Ron Elber
Ron Elber
Computational Statistical Mechanics Computational Biology Computational Physics

Faculty and Research Staff

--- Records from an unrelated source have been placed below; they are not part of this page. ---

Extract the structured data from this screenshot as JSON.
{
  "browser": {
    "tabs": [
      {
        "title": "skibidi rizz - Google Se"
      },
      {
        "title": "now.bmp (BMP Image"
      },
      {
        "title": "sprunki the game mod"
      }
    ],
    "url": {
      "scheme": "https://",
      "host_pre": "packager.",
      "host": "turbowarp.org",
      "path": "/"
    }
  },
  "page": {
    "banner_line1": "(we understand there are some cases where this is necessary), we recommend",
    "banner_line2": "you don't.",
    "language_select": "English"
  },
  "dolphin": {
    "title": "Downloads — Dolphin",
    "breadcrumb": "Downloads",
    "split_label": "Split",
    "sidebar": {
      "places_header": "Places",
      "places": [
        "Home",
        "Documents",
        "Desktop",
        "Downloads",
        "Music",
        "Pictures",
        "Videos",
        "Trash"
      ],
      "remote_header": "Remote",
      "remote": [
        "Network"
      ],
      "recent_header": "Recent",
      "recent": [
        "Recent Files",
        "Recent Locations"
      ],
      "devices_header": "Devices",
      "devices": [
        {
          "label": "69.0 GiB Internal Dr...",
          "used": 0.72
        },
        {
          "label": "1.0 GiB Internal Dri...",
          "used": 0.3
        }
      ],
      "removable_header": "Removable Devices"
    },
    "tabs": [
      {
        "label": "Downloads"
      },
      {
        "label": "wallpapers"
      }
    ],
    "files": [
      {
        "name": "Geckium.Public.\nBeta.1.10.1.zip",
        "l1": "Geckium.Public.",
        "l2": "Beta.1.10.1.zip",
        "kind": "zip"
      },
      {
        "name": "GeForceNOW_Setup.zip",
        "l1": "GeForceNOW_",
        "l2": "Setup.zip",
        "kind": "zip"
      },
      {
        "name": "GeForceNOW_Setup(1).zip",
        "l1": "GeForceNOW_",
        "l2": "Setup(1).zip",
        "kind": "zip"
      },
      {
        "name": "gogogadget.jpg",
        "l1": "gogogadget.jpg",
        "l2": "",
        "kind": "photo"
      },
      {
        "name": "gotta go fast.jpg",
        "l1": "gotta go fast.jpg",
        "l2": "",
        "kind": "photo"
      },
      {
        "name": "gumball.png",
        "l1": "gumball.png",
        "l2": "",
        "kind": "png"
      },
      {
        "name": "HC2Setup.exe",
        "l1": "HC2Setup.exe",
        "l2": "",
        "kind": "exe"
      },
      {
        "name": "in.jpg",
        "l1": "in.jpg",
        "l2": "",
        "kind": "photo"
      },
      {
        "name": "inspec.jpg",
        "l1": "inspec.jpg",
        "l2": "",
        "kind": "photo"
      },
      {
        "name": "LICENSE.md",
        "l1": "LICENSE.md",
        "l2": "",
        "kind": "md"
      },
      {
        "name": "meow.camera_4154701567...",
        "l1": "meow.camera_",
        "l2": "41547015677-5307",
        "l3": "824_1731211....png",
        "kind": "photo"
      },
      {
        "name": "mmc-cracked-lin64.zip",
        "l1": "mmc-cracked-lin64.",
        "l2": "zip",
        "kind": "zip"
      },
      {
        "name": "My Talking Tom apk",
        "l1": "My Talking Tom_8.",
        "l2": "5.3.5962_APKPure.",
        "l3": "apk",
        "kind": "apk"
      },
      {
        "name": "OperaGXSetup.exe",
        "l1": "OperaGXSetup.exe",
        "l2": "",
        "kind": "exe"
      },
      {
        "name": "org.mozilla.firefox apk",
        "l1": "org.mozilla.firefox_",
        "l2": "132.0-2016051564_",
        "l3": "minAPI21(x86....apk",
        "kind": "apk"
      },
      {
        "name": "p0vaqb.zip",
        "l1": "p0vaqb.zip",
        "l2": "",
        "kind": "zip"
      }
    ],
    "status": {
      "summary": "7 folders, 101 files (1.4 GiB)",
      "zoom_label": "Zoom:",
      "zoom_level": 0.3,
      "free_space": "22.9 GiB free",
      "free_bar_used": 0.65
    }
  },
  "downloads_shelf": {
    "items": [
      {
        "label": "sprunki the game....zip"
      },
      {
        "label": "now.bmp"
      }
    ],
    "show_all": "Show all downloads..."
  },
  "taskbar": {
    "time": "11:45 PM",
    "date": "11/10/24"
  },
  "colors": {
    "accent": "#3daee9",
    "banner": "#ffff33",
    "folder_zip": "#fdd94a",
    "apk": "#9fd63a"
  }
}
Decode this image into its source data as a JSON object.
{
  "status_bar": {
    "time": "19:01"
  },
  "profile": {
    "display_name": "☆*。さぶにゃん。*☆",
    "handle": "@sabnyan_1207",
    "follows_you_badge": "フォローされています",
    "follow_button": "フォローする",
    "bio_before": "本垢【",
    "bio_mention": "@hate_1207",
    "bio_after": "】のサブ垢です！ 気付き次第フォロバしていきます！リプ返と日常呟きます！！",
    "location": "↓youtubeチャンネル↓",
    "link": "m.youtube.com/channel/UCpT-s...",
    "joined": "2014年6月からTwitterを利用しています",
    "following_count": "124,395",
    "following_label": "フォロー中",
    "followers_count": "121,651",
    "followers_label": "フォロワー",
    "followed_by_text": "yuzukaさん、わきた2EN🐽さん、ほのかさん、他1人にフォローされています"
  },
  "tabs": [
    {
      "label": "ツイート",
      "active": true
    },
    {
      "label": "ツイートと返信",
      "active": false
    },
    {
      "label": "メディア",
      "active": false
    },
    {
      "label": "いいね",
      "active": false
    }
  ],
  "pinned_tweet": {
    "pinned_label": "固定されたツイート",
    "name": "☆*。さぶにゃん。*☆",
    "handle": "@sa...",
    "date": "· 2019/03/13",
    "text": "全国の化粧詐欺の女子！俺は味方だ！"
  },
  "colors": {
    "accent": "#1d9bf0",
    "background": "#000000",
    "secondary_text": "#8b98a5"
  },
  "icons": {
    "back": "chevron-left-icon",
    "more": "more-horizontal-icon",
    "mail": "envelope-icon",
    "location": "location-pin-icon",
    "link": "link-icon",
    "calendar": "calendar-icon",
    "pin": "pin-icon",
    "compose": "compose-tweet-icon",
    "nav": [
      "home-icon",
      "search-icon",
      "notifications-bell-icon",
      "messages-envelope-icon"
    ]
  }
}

Computer simulations of long-time events in biomolecular systems.
Algorithms for rare events: The group develops algorithms to simulate biological phenomena at exceptionally long times at the molecular scale. For example, while the smallest time interval of molecular motion is in femtoseconds (10-15s), molecular transport through biological membranes can take hours. Milestoning, an algorithm that partitions phase space to compartments and computes short trajectories between boundaries of compartments (called milestones), is developed. The information from the short trajectories allows the exact calculation of exceptionally long-time events. These algorithms are applied to the study of interesting biological processes.
RNA folding:
Studies the mechanism of RNA folding. Recently it was shown that gains in water entropy drive the collapse of this highly charged polymer from extended to a compact shape.
HIV reverse transcriptase:
Studies the specificity, selectivity, and efficiency of a DNA polymerase (a family of proteins that synthesize the genetic code). The group examines the conformational transition of the protein that follows ligand binding and illustrates that it has a significant effect on selecting the correct base. The group recently completed the study of the chemical event in which a base is added to a single strand and showed that it is a rate-determining.
Simulates the transport of the anthrax toxin's lethal factor through the anthrax channel and illustrates that change in protonation provides the free energy necessary for the transport event from the endosome to the cytosol.
Membrane transport:
Uses Milestoning to investigate the molecular mechanisms of Cell-Penetrating Peptides. These peptides are messengers and carriers that interact with biological membranes, and are invariably positively charged, posing a challenge for permeation attempts through the hydrophobic environment of membranes. The group also use a new algorithm (Molecular Dynamics with Alchemical Steps – MDAS) to equilibrate heterogeneous biological membranes.


National Institute of Health: GM59796, “Long Time Dynamics of Biomolecules”, Ron Elber, PI

National Institute of Health: GM111364, “Modeling Membrane Dynamics and Permeation”, Ron Elber, Lauren Webb, Alfredo Cardenas, MPIs

National Science Foundation: BIO-1815354, ”Understanding Extremely Heterogeneous Biological Membranes”, Carlos Baiz and Ron Elber, MPIs

Welch Foundation: F-1896, “Rafts and Biological Membranes”. Ron Elber, PI